Task — Determine how many of the lines below hold the word "TradingView". Give the number and nothing else.

*** Begin section ***

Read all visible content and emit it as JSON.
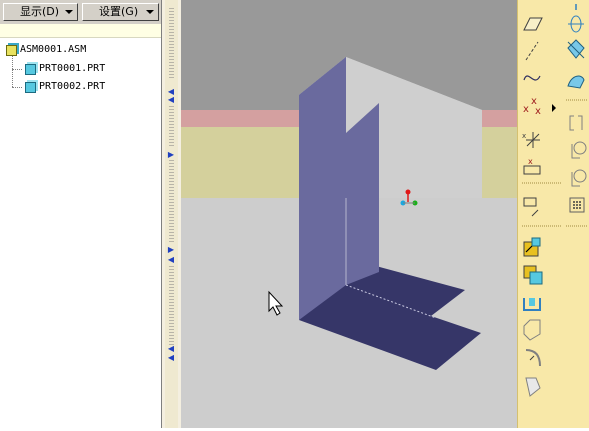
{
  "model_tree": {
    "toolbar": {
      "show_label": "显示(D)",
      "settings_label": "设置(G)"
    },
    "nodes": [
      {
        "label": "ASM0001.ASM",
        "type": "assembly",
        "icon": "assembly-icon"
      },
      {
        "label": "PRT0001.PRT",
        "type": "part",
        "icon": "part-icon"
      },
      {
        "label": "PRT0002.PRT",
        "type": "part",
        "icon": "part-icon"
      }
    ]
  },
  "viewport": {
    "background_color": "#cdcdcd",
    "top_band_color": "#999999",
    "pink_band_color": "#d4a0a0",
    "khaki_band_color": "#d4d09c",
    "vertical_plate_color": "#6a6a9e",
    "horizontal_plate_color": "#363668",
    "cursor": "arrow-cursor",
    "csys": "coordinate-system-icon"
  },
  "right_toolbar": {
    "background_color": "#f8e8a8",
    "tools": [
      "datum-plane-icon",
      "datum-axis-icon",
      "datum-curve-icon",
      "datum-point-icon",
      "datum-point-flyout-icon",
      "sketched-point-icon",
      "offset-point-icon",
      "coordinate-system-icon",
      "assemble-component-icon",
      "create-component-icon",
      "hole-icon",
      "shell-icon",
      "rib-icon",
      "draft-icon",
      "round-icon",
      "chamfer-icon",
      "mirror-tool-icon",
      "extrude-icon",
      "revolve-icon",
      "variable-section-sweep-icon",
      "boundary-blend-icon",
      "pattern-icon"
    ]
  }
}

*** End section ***
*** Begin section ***

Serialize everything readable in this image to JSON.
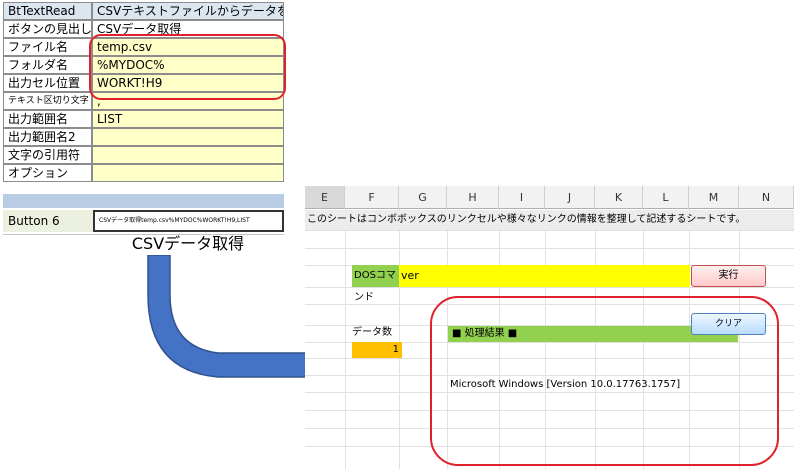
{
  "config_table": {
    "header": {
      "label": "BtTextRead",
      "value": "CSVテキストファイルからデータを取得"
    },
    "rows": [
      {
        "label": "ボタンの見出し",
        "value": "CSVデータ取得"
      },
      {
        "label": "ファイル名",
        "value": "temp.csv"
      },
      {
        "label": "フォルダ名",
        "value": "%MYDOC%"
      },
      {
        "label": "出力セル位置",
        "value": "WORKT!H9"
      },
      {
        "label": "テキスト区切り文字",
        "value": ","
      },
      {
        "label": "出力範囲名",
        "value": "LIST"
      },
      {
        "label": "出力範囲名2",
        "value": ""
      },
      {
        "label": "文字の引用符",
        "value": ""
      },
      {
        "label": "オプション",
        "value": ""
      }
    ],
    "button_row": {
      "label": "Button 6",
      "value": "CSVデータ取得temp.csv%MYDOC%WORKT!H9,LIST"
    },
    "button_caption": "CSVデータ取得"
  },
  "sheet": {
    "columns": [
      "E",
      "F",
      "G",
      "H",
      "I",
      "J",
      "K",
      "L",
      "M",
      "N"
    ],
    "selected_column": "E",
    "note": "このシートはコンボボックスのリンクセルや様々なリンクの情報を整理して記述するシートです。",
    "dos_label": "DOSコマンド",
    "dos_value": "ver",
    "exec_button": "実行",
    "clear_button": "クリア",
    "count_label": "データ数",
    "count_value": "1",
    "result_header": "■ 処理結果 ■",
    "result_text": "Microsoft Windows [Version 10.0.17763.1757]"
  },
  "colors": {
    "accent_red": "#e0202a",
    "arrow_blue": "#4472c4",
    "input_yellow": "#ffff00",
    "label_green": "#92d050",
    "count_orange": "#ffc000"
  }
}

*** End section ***
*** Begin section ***

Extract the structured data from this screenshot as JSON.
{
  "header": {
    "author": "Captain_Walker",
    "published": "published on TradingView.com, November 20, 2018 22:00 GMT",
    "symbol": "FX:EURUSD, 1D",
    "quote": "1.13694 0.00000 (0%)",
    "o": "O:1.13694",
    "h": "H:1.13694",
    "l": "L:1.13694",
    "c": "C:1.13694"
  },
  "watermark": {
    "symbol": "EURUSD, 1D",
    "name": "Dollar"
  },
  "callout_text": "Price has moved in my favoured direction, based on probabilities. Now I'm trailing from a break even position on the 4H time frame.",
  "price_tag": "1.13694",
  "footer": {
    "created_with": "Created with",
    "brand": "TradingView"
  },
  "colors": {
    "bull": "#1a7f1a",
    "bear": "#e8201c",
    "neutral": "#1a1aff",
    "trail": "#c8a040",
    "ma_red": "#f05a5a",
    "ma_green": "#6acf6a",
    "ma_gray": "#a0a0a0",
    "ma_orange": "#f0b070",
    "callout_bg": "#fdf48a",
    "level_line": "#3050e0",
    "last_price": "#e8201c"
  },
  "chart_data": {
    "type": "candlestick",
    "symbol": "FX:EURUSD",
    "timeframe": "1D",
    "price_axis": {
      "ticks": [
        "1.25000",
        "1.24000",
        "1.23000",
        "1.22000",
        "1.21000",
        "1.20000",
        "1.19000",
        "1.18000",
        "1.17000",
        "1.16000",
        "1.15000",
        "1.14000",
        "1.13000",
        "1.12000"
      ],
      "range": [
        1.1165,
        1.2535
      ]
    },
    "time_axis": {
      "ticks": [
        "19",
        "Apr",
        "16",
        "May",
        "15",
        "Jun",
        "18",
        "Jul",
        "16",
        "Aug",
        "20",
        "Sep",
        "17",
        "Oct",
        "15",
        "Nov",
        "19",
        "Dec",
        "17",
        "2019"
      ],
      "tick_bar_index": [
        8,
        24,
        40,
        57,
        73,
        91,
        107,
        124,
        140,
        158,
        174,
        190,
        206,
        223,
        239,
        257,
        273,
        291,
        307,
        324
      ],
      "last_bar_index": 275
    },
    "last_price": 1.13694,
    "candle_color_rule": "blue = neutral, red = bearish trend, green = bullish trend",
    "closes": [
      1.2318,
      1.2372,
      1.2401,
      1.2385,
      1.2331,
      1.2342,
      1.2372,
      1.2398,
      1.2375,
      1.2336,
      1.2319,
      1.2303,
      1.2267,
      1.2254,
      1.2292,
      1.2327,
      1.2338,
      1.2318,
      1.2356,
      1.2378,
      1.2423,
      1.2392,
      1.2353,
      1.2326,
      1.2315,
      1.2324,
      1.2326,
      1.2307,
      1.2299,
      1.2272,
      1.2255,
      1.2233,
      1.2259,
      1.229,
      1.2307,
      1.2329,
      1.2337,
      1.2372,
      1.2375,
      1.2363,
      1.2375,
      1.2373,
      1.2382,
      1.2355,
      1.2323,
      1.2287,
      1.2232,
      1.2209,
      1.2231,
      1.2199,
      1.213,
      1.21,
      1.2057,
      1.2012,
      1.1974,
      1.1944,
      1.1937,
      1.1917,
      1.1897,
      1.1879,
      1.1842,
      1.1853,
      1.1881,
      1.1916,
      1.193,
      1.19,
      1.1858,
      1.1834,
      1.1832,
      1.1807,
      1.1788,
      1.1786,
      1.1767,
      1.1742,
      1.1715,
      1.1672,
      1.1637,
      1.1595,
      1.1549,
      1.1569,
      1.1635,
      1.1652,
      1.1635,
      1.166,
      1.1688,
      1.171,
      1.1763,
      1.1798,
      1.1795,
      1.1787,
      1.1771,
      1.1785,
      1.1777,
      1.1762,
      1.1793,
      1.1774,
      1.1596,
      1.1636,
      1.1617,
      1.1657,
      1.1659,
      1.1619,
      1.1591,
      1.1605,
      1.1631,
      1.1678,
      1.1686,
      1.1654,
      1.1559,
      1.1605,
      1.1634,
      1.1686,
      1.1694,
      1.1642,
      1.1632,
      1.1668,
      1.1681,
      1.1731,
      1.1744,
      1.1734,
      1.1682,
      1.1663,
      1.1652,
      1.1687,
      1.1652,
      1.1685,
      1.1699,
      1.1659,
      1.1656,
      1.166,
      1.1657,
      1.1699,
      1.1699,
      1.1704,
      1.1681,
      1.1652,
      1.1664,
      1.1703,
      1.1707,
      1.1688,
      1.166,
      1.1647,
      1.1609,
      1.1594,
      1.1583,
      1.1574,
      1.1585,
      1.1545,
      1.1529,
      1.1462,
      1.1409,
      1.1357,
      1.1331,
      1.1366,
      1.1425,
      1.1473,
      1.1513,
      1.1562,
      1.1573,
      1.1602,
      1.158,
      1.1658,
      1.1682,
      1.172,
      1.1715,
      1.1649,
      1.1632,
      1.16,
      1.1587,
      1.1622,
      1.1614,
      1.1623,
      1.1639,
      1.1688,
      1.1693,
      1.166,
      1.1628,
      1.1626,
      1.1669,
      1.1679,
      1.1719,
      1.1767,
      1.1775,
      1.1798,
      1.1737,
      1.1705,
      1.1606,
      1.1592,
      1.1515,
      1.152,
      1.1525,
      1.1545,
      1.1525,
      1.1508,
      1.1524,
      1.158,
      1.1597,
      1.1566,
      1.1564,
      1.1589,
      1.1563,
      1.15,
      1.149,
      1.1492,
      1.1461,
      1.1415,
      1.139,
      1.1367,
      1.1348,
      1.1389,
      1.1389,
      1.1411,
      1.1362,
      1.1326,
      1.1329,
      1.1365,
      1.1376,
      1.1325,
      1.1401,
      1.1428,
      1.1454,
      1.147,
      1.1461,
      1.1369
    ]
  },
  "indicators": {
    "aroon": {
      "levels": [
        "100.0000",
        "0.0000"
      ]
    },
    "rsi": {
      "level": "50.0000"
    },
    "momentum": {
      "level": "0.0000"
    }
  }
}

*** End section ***

Result — 2